It is what we do because we have come to Christ that matters. Good works are one of the responsibilities that we accepted when we came to Christ was to help those less fortunate than us so that they could find Christ in their lives. To Wesley, this was very important because the living conditions in England at his time made it very difficult for the poor to survive, let alone succeed. And when the day-to-day conditions make it impossible to live, a simple greeting to have faith is going to do little to reduce that individual’s burden.
It was inconceivable to Wesley how anyone could ignore the poor and their struggles. He remembered the words of Jame, “if a brother or sister is naked and lacks daily food, and one of you says to them, “Go in peace; keep warm and eat your fill,” and yet you do not supply their bodily needs,” what is the good of that?
Having been saved by our faith, having been lifted up by God’s grace, how can we not help others? James told his readers that if you break one law, then you break all the laws. If you sin, it doesn’t matter how great or small the sin because you will have fallen from God’s grace.
It is our duty as a Christian and as a Methodist to work towards the life of Christian perfection. It is not an easy life but then no one said that it would ever be. It is a much easier live to not worry about others and simply seek God’s forgiveness when we sin. But there may come a day when we fail to seek forgiveness. What will we do then?
Think of the woman in the Gospel reading today whose faith in Christ brought her to Him. Though in the eyes of society, she may not have been worthy, by her faith and her actions, she was saved.
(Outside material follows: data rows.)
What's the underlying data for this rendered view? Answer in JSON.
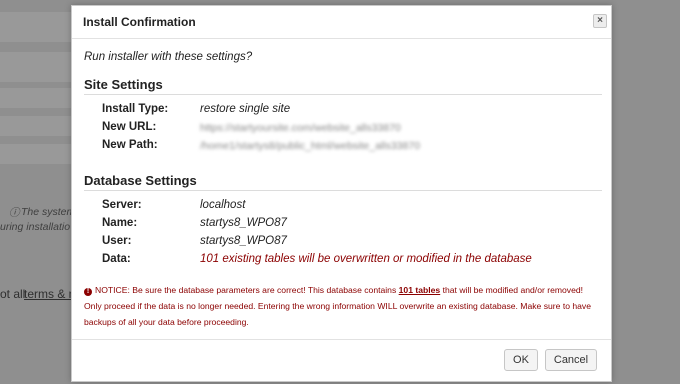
{
  "background": {
    "notice_text": "The system",
    "notice_text_2": "uring installatio",
    "terms_prefix": "ot all",
    "terms_link": "terms & n"
  },
  "dialog": {
    "title": "Install Confirmation",
    "close_icon": "close-icon",
    "intro": "Run installer with these settings?",
    "site_settings": {
      "heading": "Site Settings",
      "rows": [
        {
          "label": "Install Type:",
          "value": "restore single site"
        },
        {
          "label": "New URL:",
          "value": "https://startyoursite.com/website_alls33870"
        },
        {
          "label": "New Path:",
          "value": "/home1/startys8/public_html/website_alls33870"
        }
      ]
    },
    "database_settings": {
      "heading": "Database Settings",
      "rows": [
        {
          "label": "Server:",
          "value": "localhost"
        },
        {
          "label": "Name:",
          "value": "startys8_WPO87"
        },
        {
          "label": "User:",
          "value": "startys8_WPO87"
        },
        {
          "label": "Data:",
          "value": "101 existing tables will be overwritten or modified in the database"
        }
      ]
    },
    "notice": {
      "icon": "exclamation-icon",
      "part1": "NOTICE: Be sure the database parameters are correct! This database contains ",
      "highlight": "101 tables",
      "part2": " that will be modified and/or removed! Only proceed if the data is no longer needed. Entering the wrong information WILL overwrite an existing database. Make sure to have backups of all your data before proceeding.",
      "color": "#8b0000"
    },
    "buttons": {
      "ok": "OK",
      "cancel": "Cancel"
    }
  }
}
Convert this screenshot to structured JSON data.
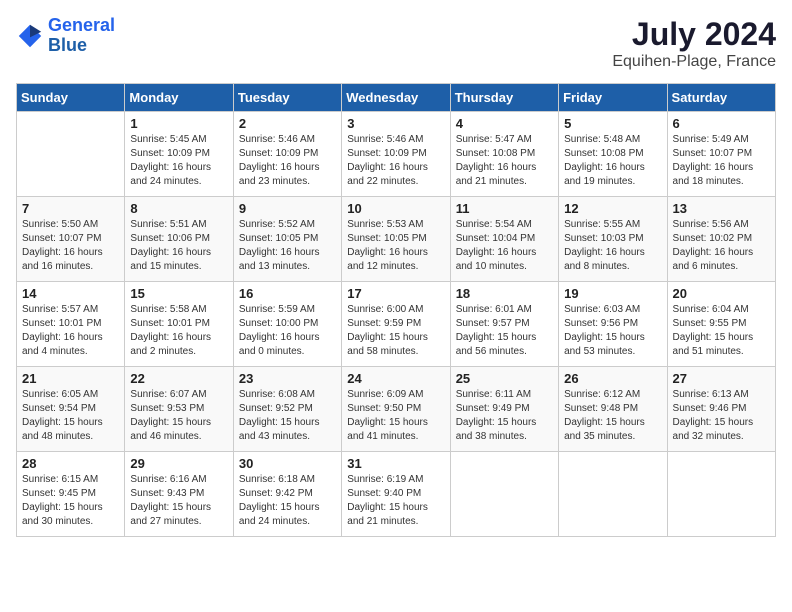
{
  "header": {
    "logo_line1": "General",
    "logo_line2": "Blue",
    "month_year": "July 2024",
    "location": "Equihen-Plage, France"
  },
  "weekdays": [
    "Sunday",
    "Monday",
    "Tuesday",
    "Wednesday",
    "Thursday",
    "Friday",
    "Saturday"
  ],
  "weeks": [
    [
      {
        "day": "",
        "info": ""
      },
      {
        "day": "1",
        "info": "Sunrise: 5:45 AM\nSunset: 10:09 PM\nDaylight: 16 hours\nand 24 minutes."
      },
      {
        "day": "2",
        "info": "Sunrise: 5:46 AM\nSunset: 10:09 PM\nDaylight: 16 hours\nand 23 minutes."
      },
      {
        "day": "3",
        "info": "Sunrise: 5:46 AM\nSunset: 10:09 PM\nDaylight: 16 hours\nand 22 minutes."
      },
      {
        "day": "4",
        "info": "Sunrise: 5:47 AM\nSunset: 10:08 PM\nDaylight: 16 hours\nand 21 minutes."
      },
      {
        "day": "5",
        "info": "Sunrise: 5:48 AM\nSunset: 10:08 PM\nDaylight: 16 hours\nand 19 minutes."
      },
      {
        "day": "6",
        "info": "Sunrise: 5:49 AM\nSunset: 10:07 PM\nDaylight: 16 hours\nand 18 minutes."
      }
    ],
    [
      {
        "day": "7",
        "info": "Sunrise: 5:50 AM\nSunset: 10:07 PM\nDaylight: 16 hours\nand 16 minutes."
      },
      {
        "day": "8",
        "info": "Sunrise: 5:51 AM\nSunset: 10:06 PM\nDaylight: 16 hours\nand 15 minutes."
      },
      {
        "day": "9",
        "info": "Sunrise: 5:52 AM\nSunset: 10:05 PM\nDaylight: 16 hours\nand 13 minutes."
      },
      {
        "day": "10",
        "info": "Sunrise: 5:53 AM\nSunset: 10:05 PM\nDaylight: 16 hours\nand 12 minutes."
      },
      {
        "day": "11",
        "info": "Sunrise: 5:54 AM\nSunset: 10:04 PM\nDaylight: 16 hours\nand 10 minutes."
      },
      {
        "day": "12",
        "info": "Sunrise: 5:55 AM\nSunset: 10:03 PM\nDaylight: 16 hours\nand 8 minutes."
      },
      {
        "day": "13",
        "info": "Sunrise: 5:56 AM\nSunset: 10:02 PM\nDaylight: 16 hours\nand 6 minutes."
      }
    ],
    [
      {
        "day": "14",
        "info": "Sunrise: 5:57 AM\nSunset: 10:01 PM\nDaylight: 16 hours\nand 4 minutes."
      },
      {
        "day": "15",
        "info": "Sunrise: 5:58 AM\nSunset: 10:01 PM\nDaylight: 16 hours\nand 2 minutes."
      },
      {
        "day": "16",
        "info": "Sunrise: 5:59 AM\nSunset: 10:00 PM\nDaylight: 16 hours\nand 0 minutes."
      },
      {
        "day": "17",
        "info": "Sunrise: 6:00 AM\nSunset: 9:59 PM\nDaylight: 15 hours\nand 58 minutes."
      },
      {
        "day": "18",
        "info": "Sunrise: 6:01 AM\nSunset: 9:57 PM\nDaylight: 15 hours\nand 56 minutes."
      },
      {
        "day": "19",
        "info": "Sunrise: 6:03 AM\nSunset: 9:56 PM\nDaylight: 15 hours\nand 53 minutes."
      },
      {
        "day": "20",
        "info": "Sunrise: 6:04 AM\nSunset: 9:55 PM\nDaylight: 15 hours\nand 51 minutes."
      }
    ],
    [
      {
        "day": "21",
        "info": "Sunrise: 6:05 AM\nSunset: 9:54 PM\nDaylight: 15 hours\nand 48 minutes."
      },
      {
        "day": "22",
        "info": "Sunrise: 6:07 AM\nSunset: 9:53 PM\nDaylight: 15 hours\nand 46 minutes."
      },
      {
        "day": "23",
        "info": "Sunrise: 6:08 AM\nSunset: 9:52 PM\nDaylight: 15 hours\nand 43 minutes."
      },
      {
        "day": "24",
        "info": "Sunrise: 6:09 AM\nSunset: 9:50 PM\nDaylight: 15 hours\nand 41 minutes."
      },
      {
        "day": "25",
        "info": "Sunrise: 6:11 AM\nSunset: 9:49 PM\nDaylight: 15 hours\nand 38 minutes."
      },
      {
        "day": "26",
        "info": "Sunrise: 6:12 AM\nSunset: 9:48 PM\nDaylight: 15 hours\nand 35 minutes."
      },
      {
        "day": "27",
        "info": "Sunrise: 6:13 AM\nSunset: 9:46 PM\nDaylight: 15 hours\nand 32 minutes."
      }
    ],
    [
      {
        "day": "28",
        "info": "Sunrise: 6:15 AM\nSunset: 9:45 PM\nDaylight: 15 hours\nand 30 minutes."
      },
      {
        "day": "29",
        "info": "Sunrise: 6:16 AM\nSunset: 9:43 PM\nDaylight: 15 hours\nand 27 minutes."
      },
      {
        "day": "30",
        "info": "Sunrise: 6:18 AM\nSunset: 9:42 PM\nDaylight: 15 hours\nand 24 minutes."
      },
      {
        "day": "31",
        "info": "Sunrise: 6:19 AM\nSunset: 9:40 PM\nDaylight: 15 hours\nand 21 minutes."
      },
      {
        "day": "",
        "info": ""
      },
      {
        "day": "",
        "info": ""
      },
      {
        "day": "",
        "info": ""
      }
    ]
  ]
}
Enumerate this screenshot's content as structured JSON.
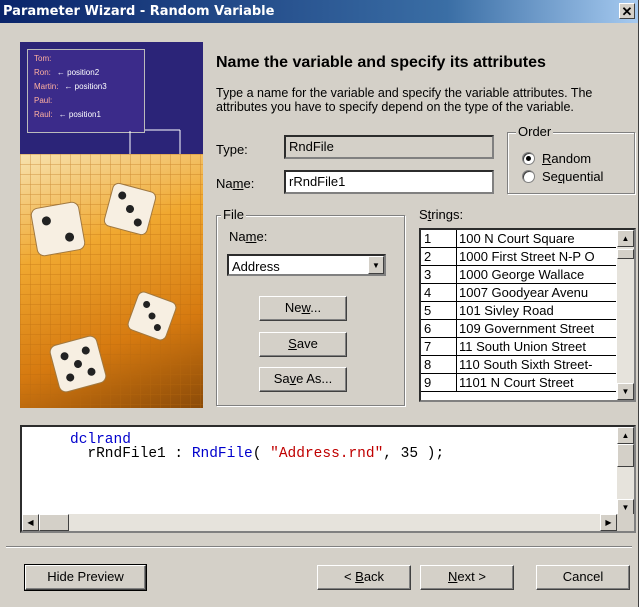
{
  "window": {
    "title": "Parameter Wizard - Random Variable",
    "close_glyph": "✕"
  },
  "illustration": {
    "names": [
      {
        "name": "Tom:",
        "position": ""
      },
      {
        "name": "Ron:",
        "position": "← position2"
      },
      {
        "name": "Martin:",
        "position": "← position3"
      },
      {
        "name": "Paul:",
        "position": ""
      },
      {
        "name": "Raul:",
        "position": "← position1"
      }
    ]
  },
  "heading": "Name the variable and specify its attributes",
  "description": "Type a name for the variable and specify the variable attributes. The attributes you have to specify depend on the type of the variable.",
  "type": {
    "label": "Type:",
    "value": "RndFile"
  },
  "name": {
    "label_pre": "Na",
    "label_ul": "m",
    "label_post": "e:",
    "value": "rRndFile1"
  },
  "order": {
    "title": "Order",
    "options": [
      {
        "pre": "",
        "ul": "R",
        "post": "andom",
        "selected": true
      },
      {
        "pre": "Se",
        "ul": "q",
        "post": "uential",
        "selected": false
      }
    ]
  },
  "file": {
    "title": "File",
    "name_label_pre": "Na",
    "name_label_ul": "m",
    "name_label_post": "e:",
    "selected": "Address",
    "new_pre": "Ne",
    "new_ul": "w",
    "new_post": "...",
    "save_pre": "",
    "save_ul": "S",
    "save_post": "ave",
    "saveas_pre": "Sa",
    "saveas_ul": "v",
    "saveas_post": "e As..."
  },
  "strings": {
    "label_pre": "S",
    "label_ul": "t",
    "label_post": "rings:",
    "rows": [
      {
        "n": "1",
        "v": "100 N Court Square"
      },
      {
        "n": "2",
        "v": "1000 First Street N-P O"
      },
      {
        "n": "3",
        "v": "1000 George Wallace"
      },
      {
        "n": "4",
        "v": "1007 Goodyear Avenu"
      },
      {
        "n": "5",
        "v": "101 Sivley Road"
      },
      {
        "n": "6",
        "v": "109 Government Street"
      },
      {
        "n": "7",
        "v": "11 South Union Street"
      },
      {
        "n": "8",
        "v": "110 South Sixth Street-"
      },
      {
        "n": "9",
        "v": "1101 N Court Street"
      }
    ]
  },
  "preview": {
    "line1_kw": "dclrand",
    "line2_pre": "rRndFile1 : ",
    "line2_kw": "RndFile",
    "line2_mid": "( ",
    "line2_str": "\"Address.rnd\"",
    "line2_post": ", 35 );"
  },
  "footer": {
    "hide_preview": "Hide Preview",
    "back_pre": "< ",
    "back_ul": "B",
    "back_post": "ack",
    "next_pre": "",
    "next_ul": "N",
    "next_post": "ext >",
    "cancel": "Cancel"
  }
}
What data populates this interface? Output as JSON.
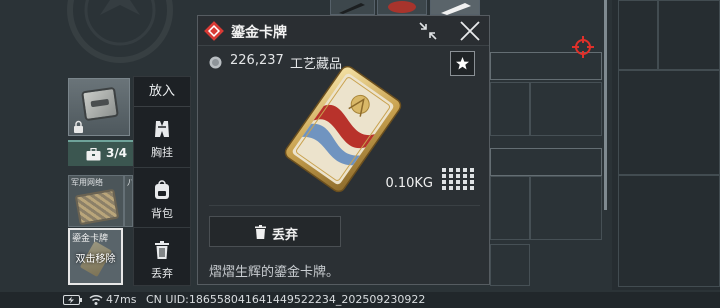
{
  "popup": {
    "title": "鎏金卡牌",
    "price": "226,237",
    "category": "工艺藏品",
    "weight": "0.10KG",
    "discard_label": "丢弃",
    "description": "熠熠生辉的鎏金卡牌。",
    "icons": [
      "diamond-icon",
      "collapse-icon",
      "close-icon",
      "coin-icon",
      "star-icon",
      "grid-icon",
      "trash-icon"
    ]
  },
  "context_menu": {
    "header": "放入",
    "items": [
      {
        "label": "胸挂",
        "icon": "vest-icon"
      },
      {
        "label": "背包",
        "icon": "backpack-icon"
      },
      {
        "label": "丢弃",
        "icon": "trash-icon"
      }
    ]
  },
  "container": {
    "capacity": "3/4",
    "icon": "briefcase-icon"
  },
  "slots": [
    {
      "label": "军用网络"
    },
    {
      "label": "八"
    }
  ],
  "selected_slot": {
    "label": "鎏金卡牌",
    "hint": "双击移除"
  },
  "status_bar": {
    "ping": "47ms",
    "uid": "CN UID:186558041641449522234_202509230922",
    "icons": [
      "battery-icon",
      "wifi-icon"
    ]
  },
  "colors": {
    "background": "#2b3337",
    "accent_red": "#d93a35",
    "gold": "#c9a24f",
    "capacity_bar": "#3b5650",
    "menu_bg": "#1d2125"
  }
}
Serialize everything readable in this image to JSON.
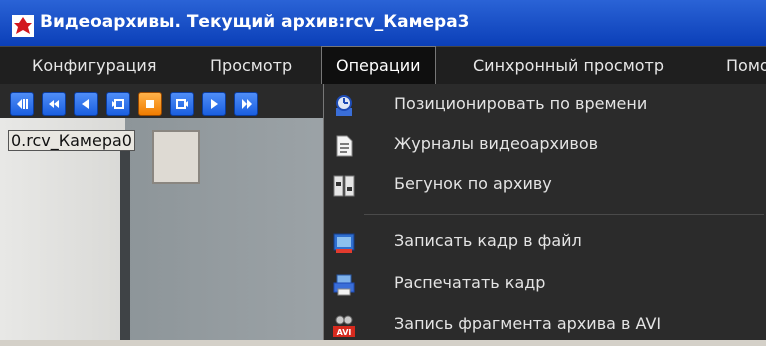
{
  "window": {
    "title": "Видеоархивы. Текущий архив:rcv_Камера3"
  },
  "menubar": {
    "items": [
      {
        "label": "Конфигурация"
      },
      {
        "label": "Просмотр"
      },
      {
        "label": "Операции"
      },
      {
        "label": "Синхронный просмотр"
      },
      {
        "label": "Помо"
      }
    ]
  },
  "toolbar": {
    "buttons": [
      "frame-step-icon",
      "rewind-fast-icon",
      "prev-icon",
      "frame-back-icon",
      "stop-icon",
      "frame-forward-icon",
      "play-icon",
      "more-icon"
    ],
    "active_button": "stop-icon"
  },
  "video": {
    "camera_label": "0.rcv_Камера0"
  },
  "operations_menu": {
    "items": [
      {
        "label": "Позиционировать по времени",
        "icon": "clock-icon"
      },
      {
        "label": "Журналы видеоархивов",
        "icon": "document-icon"
      },
      {
        "label": "Бегунок по архиву",
        "icon": "slider-icon"
      },
      {
        "label": "Записать кадр в файл",
        "icon": "save-frame-icon"
      },
      {
        "label": "Распечатать кадр",
        "icon": "print-icon"
      },
      {
        "label": "Запись фрагмента архива в AVI",
        "icon": "avi-icon"
      }
    ]
  },
  "colors": {
    "titlebar": "#0b3fb8",
    "menubar": "#1f1f1f",
    "menu_bg": "#2b2b2b",
    "active_button": "#f07c00"
  }
}
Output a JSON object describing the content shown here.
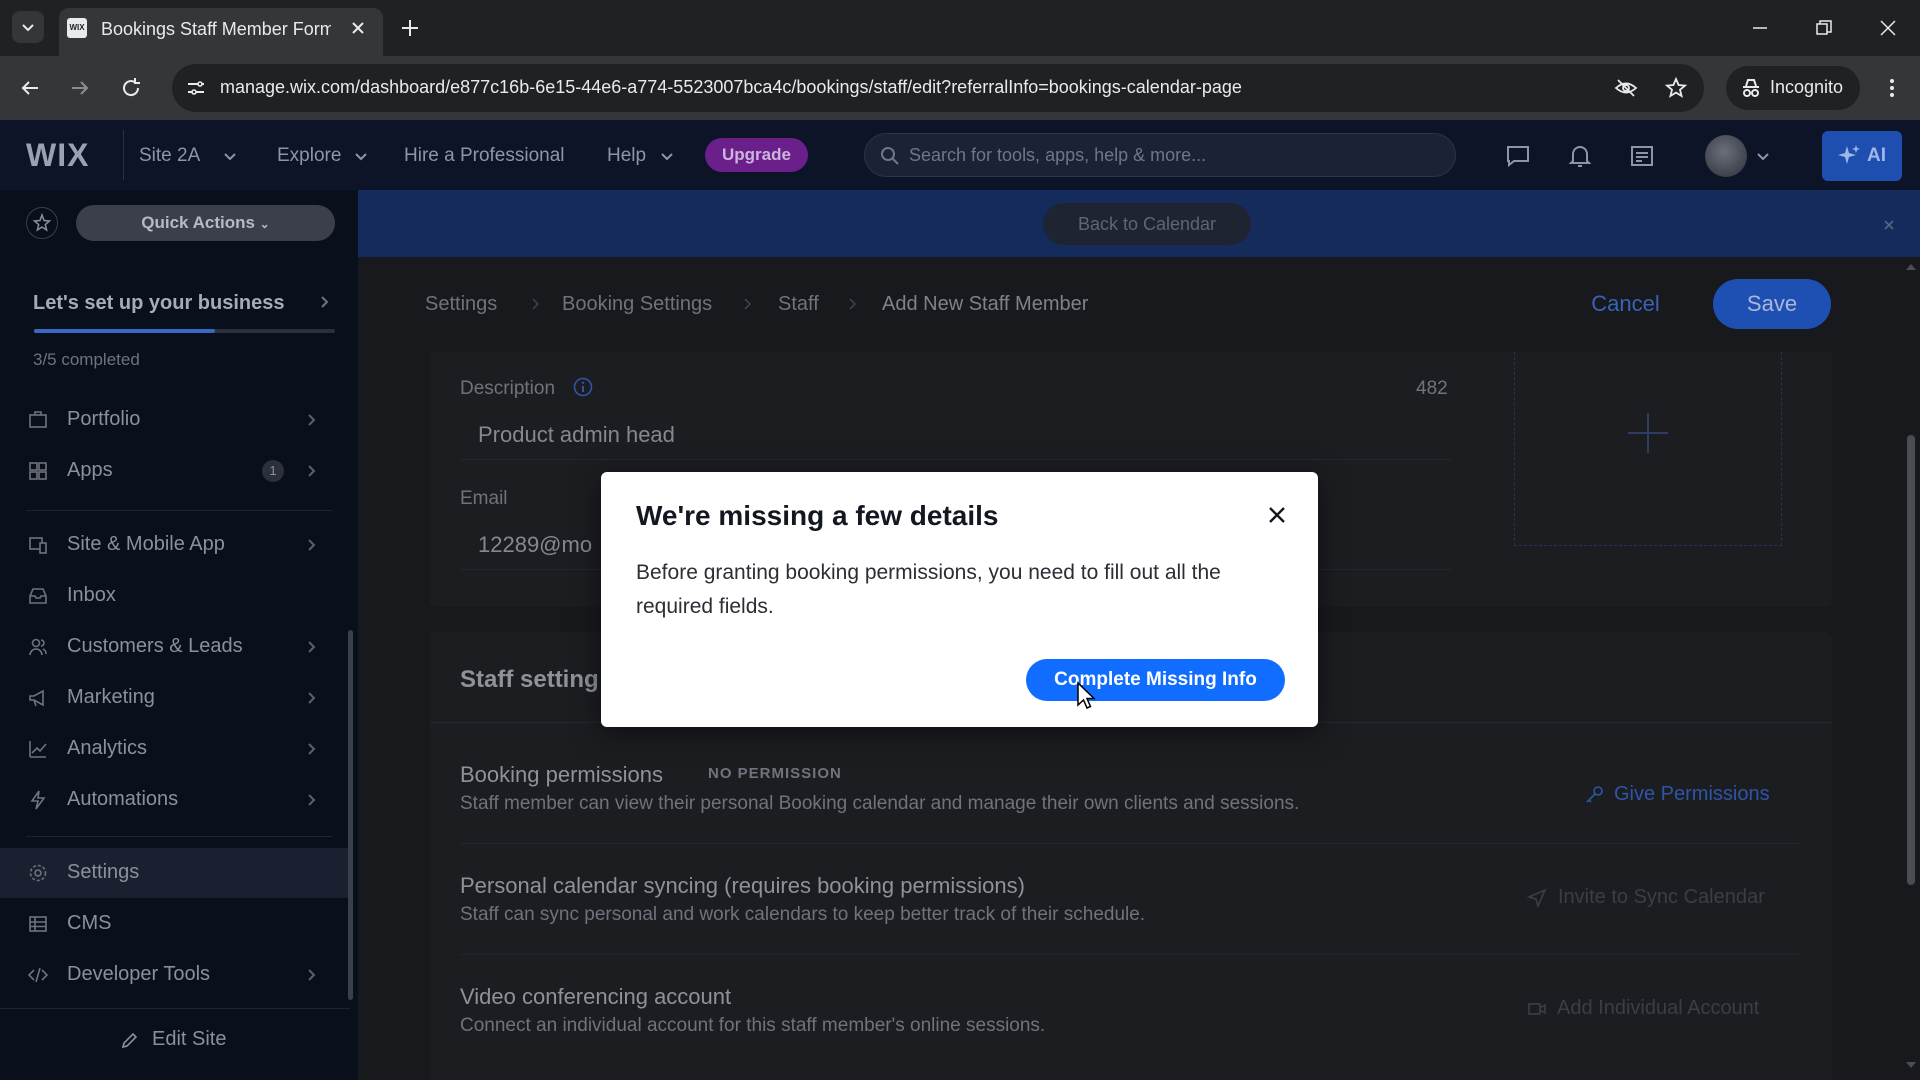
{
  "browser": {
    "tab_title": "Bookings Staff Member Form | W",
    "url": "manage.wix.com/dashboard/e877c16b-6e15-44e6-a774-5523007bca4c/bookings/staff/edit?referralInfo=bookings-calendar-page",
    "incognito_label": "Incognito"
  },
  "topbar": {
    "logo": "WIX",
    "site_name": "Site 2A",
    "explore": "Explore",
    "hire": "Hire a Professional",
    "help": "Help",
    "upgrade": "Upgrade",
    "search_placeholder": "Search for tools, apps, help & more...",
    "ai_label": "AI"
  },
  "sidebar": {
    "quick_actions": "Quick Actions",
    "setup_title": "Let's set up your business",
    "setup_progress": "3/5 completed",
    "setup_fraction": 0.6,
    "items": [
      {
        "label": "Portfolio",
        "icon": "portfolio-icon"
      },
      {
        "label": "Apps",
        "icon": "apps-icon",
        "badge": "1"
      },
      {
        "label": "Site & Mobile App",
        "icon": "site-mobile-icon"
      },
      {
        "label": "Inbox",
        "icon": "inbox-icon"
      },
      {
        "label": "Customers & Leads",
        "icon": "customers-icon"
      },
      {
        "label": "Marketing",
        "icon": "marketing-icon"
      },
      {
        "label": "Analytics",
        "icon": "analytics-icon"
      },
      {
        "label": "Automations",
        "icon": "automations-icon"
      },
      {
        "label": "Settings",
        "icon": "settings-icon"
      },
      {
        "label": "CMS",
        "icon": "cms-icon"
      },
      {
        "label": "Developer Tools",
        "icon": "developer-tools-icon"
      }
    ],
    "edit_site": "Edit Site"
  },
  "banner": {
    "back_to_calendar": "Back to Calendar"
  },
  "header": {
    "breadcrumbs": [
      "Settings",
      "Booking Settings",
      "Staff",
      "Add New Staff Member"
    ],
    "cancel": "Cancel",
    "save": "Save"
  },
  "form": {
    "description_label": "Description",
    "description_value": "Product admin head",
    "char_count": "482",
    "email_label": "Email",
    "email_value": "12289@mo"
  },
  "staff_settings": {
    "heading": "Staff setting",
    "booking_permissions": {
      "title": "Booking permissions",
      "badge": "NO PERMISSION",
      "desc": "Staff member can view their personal Booking calendar and manage their own clients and sessions.",
      "action": "Give Permissions"
    },
    "calendar_sync": {
      "title": "Personal calendar syncing (requires booking permissions)",
      "desc": "Staff can sync personal and work calendars to keep better track of their schedule.",
      "action": "Invite to Sync Calendar"
    },
    "video": {
      "title": "Video conferencing account",
      "desc": "Connect an individual account for this staff member's online sessions.",
      "action": "Add Individual Account"
    }
  },
  "modal": {
    "title": "We're missing a few details",
    "body": "Before granting booking permissions, you need to fill out all the required fields.",
    "button": "Complete Missing Info"
  },
  "colors": {
    "accent": "#116dff",
    "upgrade": "#6b1f8a",
    "banner": "#142b5c"
  }
}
The last portion of the prayer that caused me to think concludes “. . .that we walk in the newness of life, may grow into his likeness, and may evermore dwell in him, and he in us.” Each day we renew the bond we have with Jesus, each day we seek to fulfill the redemption of our worth by our faith and our actions so that other may know of a life in Christ.